Following up on this finding, the study team developed a PCR based assay to screen 1107 patients with myeloproliferative neoplasms for insertion/deletion mutations in exon 9 of CALR. No mutations were detected in patients with polycythaemia vera. In patients with essential thrombocythaemia and primary myelofibrosis CALR mutations were mutually exclusive with mutant JAK2 and mutant MPL. Of the patients with wild type JAK2 and MPL, 67% of those with essential thrombocythaemia and 88% of those with primary myelofibrosis had mutant CALR. The researchers also tested 19 patients with wild type CALR-exon 9 for mutations in the other exons of the gene, but all were negative.

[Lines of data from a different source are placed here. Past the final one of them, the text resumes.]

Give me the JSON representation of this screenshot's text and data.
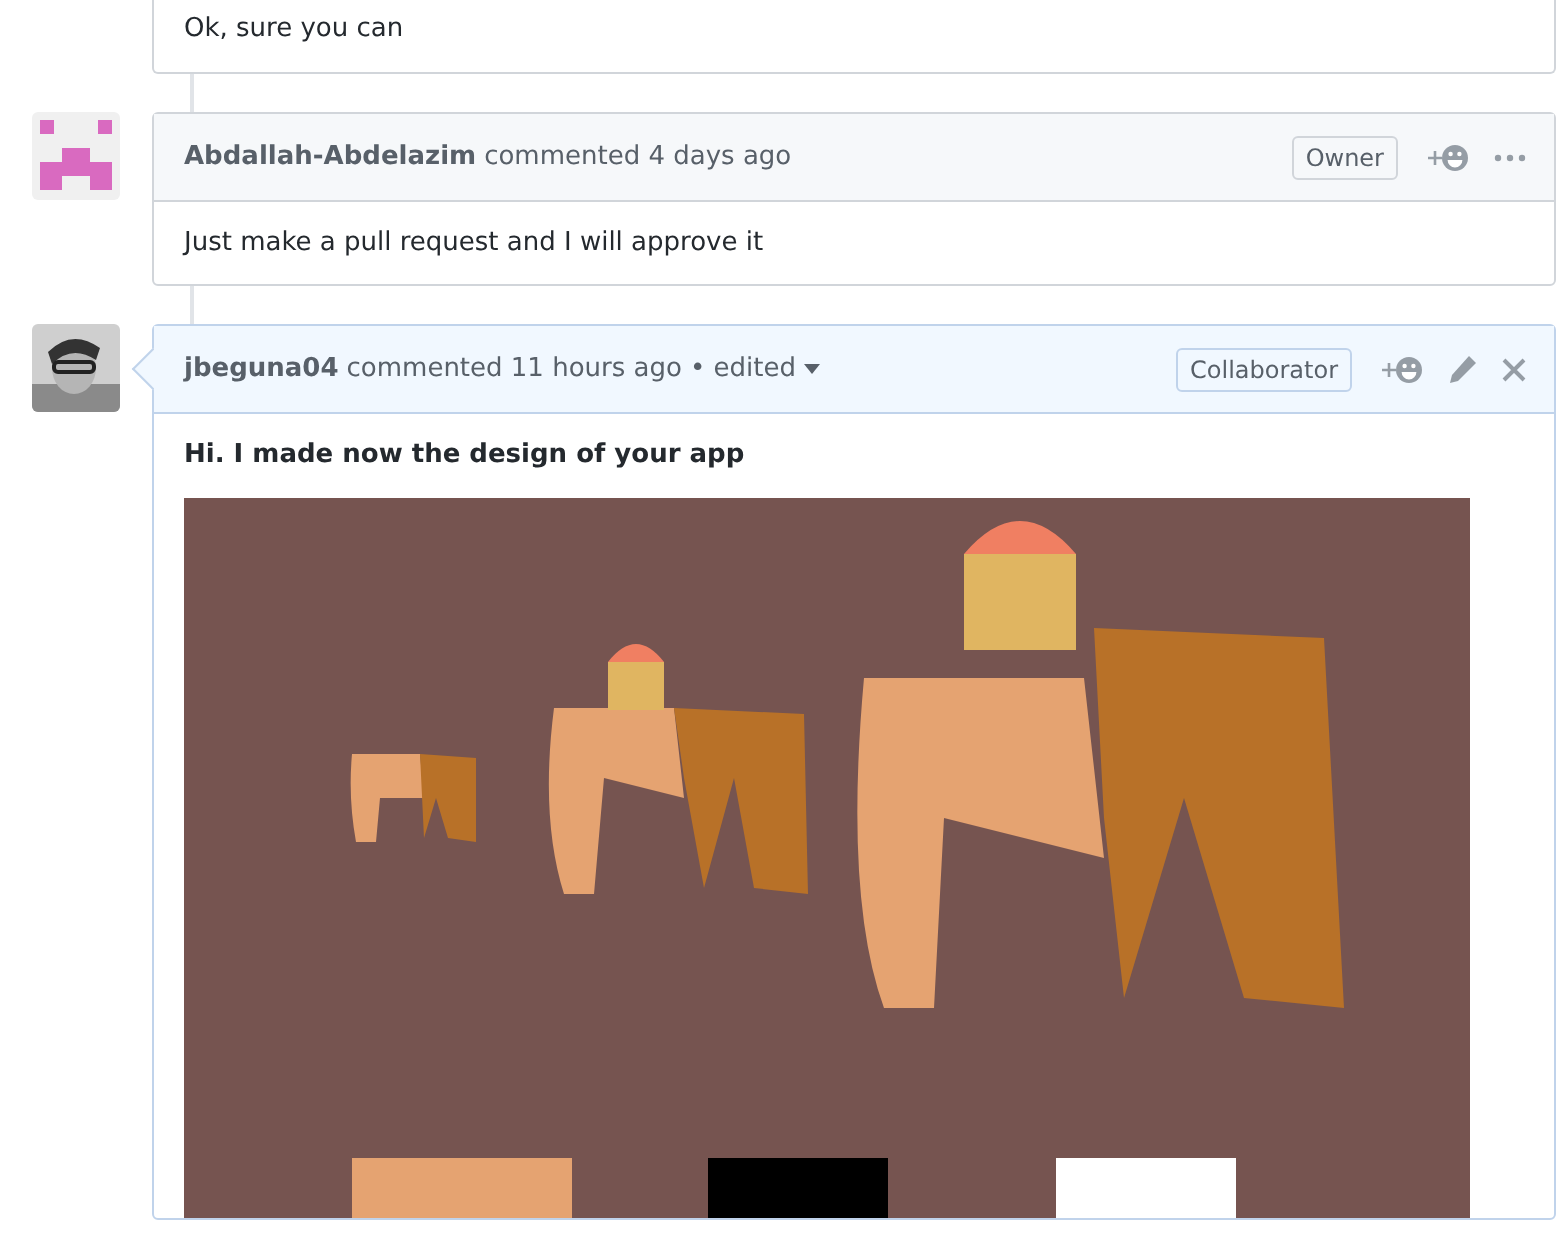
{
  "comments": [
    {
      "body": "Ok, sure you can"
    },
    {
      "avatar": {
        "kind": "pixel"
      },
      "author": "Abdallah-Abdelazim",
      "action": "commented 4 days ago",
      "role": "Owner",
      "highlighted": false,
      "actions": [
        {
          "kind": "reaction"
        },
        {
          "kind": "more"
        }
      ],
      "body": "Just make a pull request and I will approve it"
    },
    {
      "author": "jbeguna04",
      "action": "commented 11 hours ago",
      "edit_note": "• edited",
      "role": "Collaborator",
      "highlighted": true,
      "actions": [
        {
          "kind": "reaction"
        },
        {
          "kind": "edit"
        },
        {
          "kind": "close"
        }
      ],
      "body": "Hi. I made now the design of your app"
    }
  ]
}
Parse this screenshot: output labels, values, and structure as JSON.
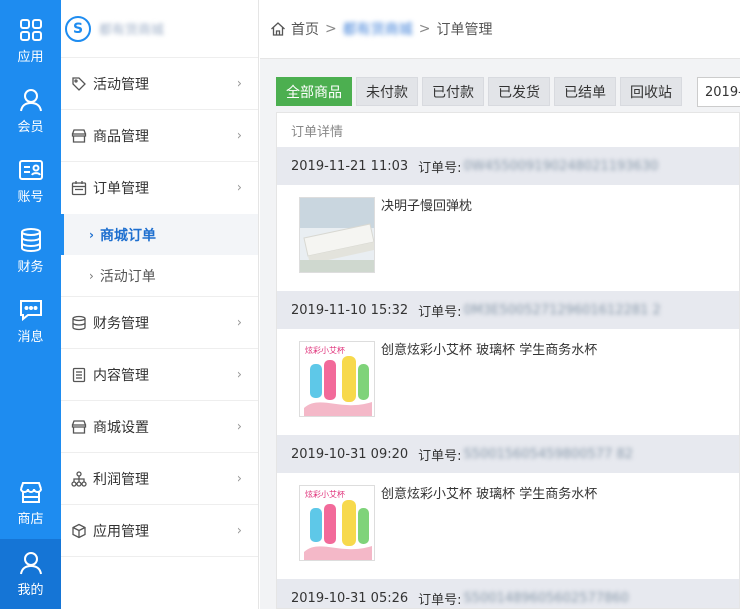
{
  "rail": {
    "items": [
      {
        "label": "应用",
        "icon": "apps-grid-icon"
      },
      {
        "label": "会员",
        "icon": "user-icon"
      },
      {
        "label": "账号",
        "icon": "account-card-icon"
      },
      {
        "label": "财务",
        "icon": "database-icon"
      },
      {
        "label": "消息",
        "icon": "message-icon"
      },
      {
        "label": "商店",
        "icon": "store-icon"
      },
      {
        "label": "我的",
        "icon": "user-icon"
      }
    ]
  },
  "sidebar": {
    "logo_text": "都有货商城",
    "groups": [
      {
        "label": "活动管理",
        "icon": "tag-icon"
      },
      {
        "label": "商品管理",
        "icon": "store-icon"
      },
      {
        "label": "订单管理",
        "icon": "calendar-icon"
      },
      {
        "label": "财务管理",
        "icon": "coins-icon"
      },
      {
        "label": "内容管理",
        "icon": "document-icon"
      },
      {
        "label": "商城设置",
        "icon": "store-icon"
      },
      {
        "label": "利润管理",
        "icon": "org-chart-icon"
      },
      {
        "label": "应用管理",
        "icon": "cube-icon"
      }
    ],
    "order_sub": [
      {
        "label": "商城订单"
      },
      {
        "label": "活动订单"
      }
    ]
  },
  "breadcrumb": {
    "home": "首页",
    "shop": "都有货商城",
    "current": "订单管理"
  },
  "tabs": [
    "全部商品",
    "未付款",
    "已付款",
    "已发货",
    "已结单",
    "回收站"
  ],
  "date_value": "2019-",
  "panel": {
    "title": "订单详情",
    "order_no_label": "订单号:",
    "orders": [
      {
        "time": "2019-11-21 11:03",
        "no": "0W455009190248021193630",
        "product": "决明子慢回弹枕"
      },
      {
        "time": "2019-11-10 15:32",
        "no": "0M3E500527129601612281 2",
        "product": "创意炫彩小艾杯 玻璃杯 学生商务水杯"
      },
      {
        "time": "2019-10-31 09:20",
        "no": "S50015605459800577 82",
        "product": "创意炫彩小艾杯 玻璃杯 学生商务水杯"
      },
      {
        "time": "2019-10-31 05:26",
        "no": "S5001489605602577860",
        "product": ""
      }
    ]
  },
  "colors": {
    "rail": "#1e8cf0",
    "rail_active": "#1575d6",
    "tab_active": "#4caf50",
    "link": "#1e6fcf"
  }
}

Furthermore they did not find CALR-exon 9 mutations in 254 patients with de novo acute myeloid leukaemia, 45 patients with chronic myeloid leukaemia, 73 patients with myelodysplastic syndrome or 64 with chronic myelomonocytic leukaemia. Out of 24 patients with refractory anaemia with ringed sideroblasts associated with marked thrombocytosis (RARS-T), 3 patients carried CALR mutations. These patients were wild type for JAK2 and MPL.
Types of CALR mutations
In total the researchers detected 36 different types of mutations in CALR. A 52 bp deletion and a 5 bp insertion were the most prominent types found in 53% and 32% of all cases with mutant CALR. All 36 types of mutations result in a frame shift to the same alternative reading frame, generating a novel C-terminus of the mutated protein.
Overexpression of the most common CALR mutation (a 52 bp deletion) in interleukin-3 (IL-3) dependent Ba/F3 cells led to IL-3-independent growth and hypersensitivity to IL-3. Cells overexpressing the mutant were sensitive to the JAK-family kinase inhibitor SAR302503 and showed elevated STAT5 phosphorylation in absence of IL-3. This indicates that JAK-STAT signalling is involved in the observed cytokine independent growth of mutant CALR expressing Ba/F3 cells.
Patients with essential thrombocythaemia and primary myelofibrosis and mutant CALR presented with lower white blood cell counts (p < 0.001 for essential thrombocythaemia, p = 0.027 for primary myelofibrosis) and elevated platelet levels (p < 0.001 in both groups) compared to patients with mutant JAK2. In both diseases, the patients with mutant CALR showed significantly better overall survival than patients with mutant JAK2 (p = 0.043 in essential thrombocythaemia, p < 0.001 in primary myelofibrosis). Patients with essential thrombocythaemia and mutant CALR had a lower risk of thrombosis in comparison to those with mutant JAK2 (p = 0.003).
The authors concluded that mutant CALR represents a novel, specific molecular marker detected in the majority of patients with myeloproliferative neoplasms who are negative for JAK2 and MPL mutations. Detection of this marker in the clinic may improve diagnostic and therapeutic decision-making in these patients.
The authors did not have relevant conflicts of interest to declare.